Don’t think it can’t happen. Once upon a time, the NCAA controlled the broadcast rights of its members’ football games. In 1977, the College Football Association was formed. The CFA was a group of 62 major football schools whose initial purpose was to give a unified voice when campaigning for their interests within the NCAA. While the NCAA would split television revenue evenly between its member schools, the CFA wanted its members– the ones actually being shown on TV– to get a greater share. The conflict came to a head in 1981, when NBC offered the CFA a separate $180 million contract for its members’ television rights. At the time, CFA members decided not to cut themselves off from NCAA basketball tournament revenue and remained within the organization. But what if they chose to take NBC’s offer instead? The NCAA knows that BCS schools could leave, which is why they cater to them. Do you think NCAA tournament expansion is about letting in more of the Centenaries and Pepperdines of the world, or squeezing in a few 17-13 Michigans and Georgias? Still, there’s only so much the NCAA can do. If the superconferences split from the NCAA to form their own elite league, they would be free to create a football playoff– worth as much as $900 million per year— and not have to split it with the Mountain West and Conference USA-types that would clamor for automatic bids under the NCAA umbrella. That’s $15 million per school in a 60-team league. Compare that to the $15 million or so per conference that the current BCS generates. That’s plenty of incentive to leave the NCAA.
When that day comes, it will probably mean the end of major college athletics at the Naval Academy. The income just won’t be there to support it. There is interest in programs like Navy and Boise State as long as they are part of college football’s highest level, but as soon as that changes, the interest would disappear. There is a finite amout of money that people will spend on college football, and the additional revenue that the new superleague would generate has to come from somewhere. That somewhere will be from TV networks who will drop their lower-profile broadcast contracts in order to ensure that they can offer enough to avoid being left out of the ratings bonanza that the new league would be sure to generate. There is only so much one can do to be proactive in this situation; if you aren’t part of the club, then you aren’t part of the club.

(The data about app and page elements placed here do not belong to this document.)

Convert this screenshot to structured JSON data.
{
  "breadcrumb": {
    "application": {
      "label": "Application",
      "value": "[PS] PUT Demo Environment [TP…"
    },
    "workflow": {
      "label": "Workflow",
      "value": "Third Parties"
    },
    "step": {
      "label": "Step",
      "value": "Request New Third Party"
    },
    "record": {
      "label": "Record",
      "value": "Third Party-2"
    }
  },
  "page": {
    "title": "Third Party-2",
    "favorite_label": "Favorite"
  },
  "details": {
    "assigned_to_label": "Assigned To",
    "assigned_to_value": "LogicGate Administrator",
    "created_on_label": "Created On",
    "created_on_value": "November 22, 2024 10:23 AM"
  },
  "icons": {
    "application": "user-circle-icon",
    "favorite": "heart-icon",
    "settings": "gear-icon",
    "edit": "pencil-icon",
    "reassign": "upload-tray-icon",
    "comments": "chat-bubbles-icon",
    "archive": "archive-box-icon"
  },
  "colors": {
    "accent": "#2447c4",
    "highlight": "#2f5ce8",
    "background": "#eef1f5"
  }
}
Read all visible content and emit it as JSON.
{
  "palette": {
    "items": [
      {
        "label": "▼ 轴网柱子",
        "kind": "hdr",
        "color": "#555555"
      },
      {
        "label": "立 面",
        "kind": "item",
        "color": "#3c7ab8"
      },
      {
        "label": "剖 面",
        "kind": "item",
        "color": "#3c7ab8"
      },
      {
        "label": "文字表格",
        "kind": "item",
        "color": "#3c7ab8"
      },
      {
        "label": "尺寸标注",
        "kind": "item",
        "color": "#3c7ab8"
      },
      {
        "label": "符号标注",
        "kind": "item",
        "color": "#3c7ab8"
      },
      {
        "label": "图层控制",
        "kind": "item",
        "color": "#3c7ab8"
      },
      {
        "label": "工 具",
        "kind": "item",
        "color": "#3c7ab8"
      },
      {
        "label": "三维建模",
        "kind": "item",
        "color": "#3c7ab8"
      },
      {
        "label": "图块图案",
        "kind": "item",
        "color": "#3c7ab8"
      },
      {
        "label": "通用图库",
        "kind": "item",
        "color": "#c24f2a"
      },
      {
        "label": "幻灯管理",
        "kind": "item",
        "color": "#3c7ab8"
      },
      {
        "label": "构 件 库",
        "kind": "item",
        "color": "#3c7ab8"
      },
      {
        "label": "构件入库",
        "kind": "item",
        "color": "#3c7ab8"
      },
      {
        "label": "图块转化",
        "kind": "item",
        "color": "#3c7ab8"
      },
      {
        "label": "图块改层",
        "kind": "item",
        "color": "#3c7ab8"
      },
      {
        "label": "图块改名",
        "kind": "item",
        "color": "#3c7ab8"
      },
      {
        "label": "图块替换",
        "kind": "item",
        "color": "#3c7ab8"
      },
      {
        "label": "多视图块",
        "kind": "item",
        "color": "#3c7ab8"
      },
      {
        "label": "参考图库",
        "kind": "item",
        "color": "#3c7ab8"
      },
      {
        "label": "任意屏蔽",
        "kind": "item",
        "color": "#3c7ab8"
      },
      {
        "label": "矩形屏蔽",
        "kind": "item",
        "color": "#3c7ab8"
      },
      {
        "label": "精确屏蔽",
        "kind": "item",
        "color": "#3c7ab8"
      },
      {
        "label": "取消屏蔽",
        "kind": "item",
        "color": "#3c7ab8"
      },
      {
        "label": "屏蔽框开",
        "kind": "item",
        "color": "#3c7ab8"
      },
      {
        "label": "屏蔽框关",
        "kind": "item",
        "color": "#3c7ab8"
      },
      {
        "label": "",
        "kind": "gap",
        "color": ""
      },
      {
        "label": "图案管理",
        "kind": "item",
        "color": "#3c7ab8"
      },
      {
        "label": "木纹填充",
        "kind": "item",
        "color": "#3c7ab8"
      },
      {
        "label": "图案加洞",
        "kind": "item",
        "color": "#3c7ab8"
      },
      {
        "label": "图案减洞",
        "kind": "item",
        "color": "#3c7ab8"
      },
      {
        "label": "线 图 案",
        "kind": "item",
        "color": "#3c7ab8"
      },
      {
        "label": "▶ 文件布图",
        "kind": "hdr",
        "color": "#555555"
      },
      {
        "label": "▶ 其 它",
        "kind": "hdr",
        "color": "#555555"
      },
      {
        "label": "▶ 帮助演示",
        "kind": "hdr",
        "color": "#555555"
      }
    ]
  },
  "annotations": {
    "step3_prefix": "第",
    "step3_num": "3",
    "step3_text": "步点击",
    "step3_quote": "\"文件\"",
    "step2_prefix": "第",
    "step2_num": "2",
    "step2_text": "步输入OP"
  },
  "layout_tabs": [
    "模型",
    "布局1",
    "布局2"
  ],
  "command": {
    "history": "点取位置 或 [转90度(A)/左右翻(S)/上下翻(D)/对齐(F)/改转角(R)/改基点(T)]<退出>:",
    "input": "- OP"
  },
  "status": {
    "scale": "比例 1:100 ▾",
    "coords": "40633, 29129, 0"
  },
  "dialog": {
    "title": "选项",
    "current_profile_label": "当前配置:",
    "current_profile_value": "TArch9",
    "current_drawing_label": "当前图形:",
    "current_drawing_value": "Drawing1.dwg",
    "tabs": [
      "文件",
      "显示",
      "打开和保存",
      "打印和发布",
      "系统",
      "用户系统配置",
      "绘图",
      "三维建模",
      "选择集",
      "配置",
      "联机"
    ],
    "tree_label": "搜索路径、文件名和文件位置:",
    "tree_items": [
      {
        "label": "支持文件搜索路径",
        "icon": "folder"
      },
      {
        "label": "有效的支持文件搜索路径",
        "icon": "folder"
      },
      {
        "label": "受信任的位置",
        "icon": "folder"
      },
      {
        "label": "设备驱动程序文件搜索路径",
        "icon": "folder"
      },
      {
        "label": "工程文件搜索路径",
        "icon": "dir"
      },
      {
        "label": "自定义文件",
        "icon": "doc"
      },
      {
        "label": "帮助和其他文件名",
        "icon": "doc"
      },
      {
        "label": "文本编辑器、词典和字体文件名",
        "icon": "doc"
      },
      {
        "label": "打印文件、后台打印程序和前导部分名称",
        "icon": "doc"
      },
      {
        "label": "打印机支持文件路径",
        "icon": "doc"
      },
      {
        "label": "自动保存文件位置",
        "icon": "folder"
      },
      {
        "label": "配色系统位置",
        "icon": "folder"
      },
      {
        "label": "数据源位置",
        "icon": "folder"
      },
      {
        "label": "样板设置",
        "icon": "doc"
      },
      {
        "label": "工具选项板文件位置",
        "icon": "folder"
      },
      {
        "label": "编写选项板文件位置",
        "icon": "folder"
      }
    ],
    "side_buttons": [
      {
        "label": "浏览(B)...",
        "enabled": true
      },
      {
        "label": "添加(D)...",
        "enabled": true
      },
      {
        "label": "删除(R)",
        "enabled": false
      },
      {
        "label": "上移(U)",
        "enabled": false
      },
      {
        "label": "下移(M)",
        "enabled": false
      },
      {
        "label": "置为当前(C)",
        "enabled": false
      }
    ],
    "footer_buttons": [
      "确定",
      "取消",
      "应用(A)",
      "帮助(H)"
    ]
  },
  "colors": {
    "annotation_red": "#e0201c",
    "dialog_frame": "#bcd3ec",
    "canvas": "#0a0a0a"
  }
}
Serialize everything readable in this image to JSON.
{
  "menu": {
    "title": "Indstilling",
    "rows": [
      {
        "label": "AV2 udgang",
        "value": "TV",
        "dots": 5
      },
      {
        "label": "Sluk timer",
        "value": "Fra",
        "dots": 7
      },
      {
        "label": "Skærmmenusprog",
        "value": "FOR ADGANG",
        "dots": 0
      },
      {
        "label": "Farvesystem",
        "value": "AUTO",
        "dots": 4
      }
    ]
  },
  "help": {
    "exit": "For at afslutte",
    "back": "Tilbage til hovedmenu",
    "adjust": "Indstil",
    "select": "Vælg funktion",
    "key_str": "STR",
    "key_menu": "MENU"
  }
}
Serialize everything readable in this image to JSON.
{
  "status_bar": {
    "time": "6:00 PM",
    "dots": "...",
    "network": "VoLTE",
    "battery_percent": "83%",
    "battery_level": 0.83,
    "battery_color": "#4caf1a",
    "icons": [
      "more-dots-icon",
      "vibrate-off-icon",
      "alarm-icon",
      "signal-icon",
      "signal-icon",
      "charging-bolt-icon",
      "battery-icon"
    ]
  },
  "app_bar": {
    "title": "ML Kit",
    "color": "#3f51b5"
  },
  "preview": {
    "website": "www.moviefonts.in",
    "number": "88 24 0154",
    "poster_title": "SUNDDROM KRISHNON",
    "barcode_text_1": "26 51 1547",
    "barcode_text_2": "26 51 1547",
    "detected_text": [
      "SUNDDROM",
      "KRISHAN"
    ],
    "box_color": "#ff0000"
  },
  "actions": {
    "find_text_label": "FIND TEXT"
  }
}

I’m sure plenty of you are rolling your eyes at all of this doom and gloom, thinking it would never happen. I hope you’re right. As many changes in college sports as there have been over the last 30-40 years, though, is it really that hard to imagine? I don’t think so, and I hope we don’t remember today as the beginning of the end.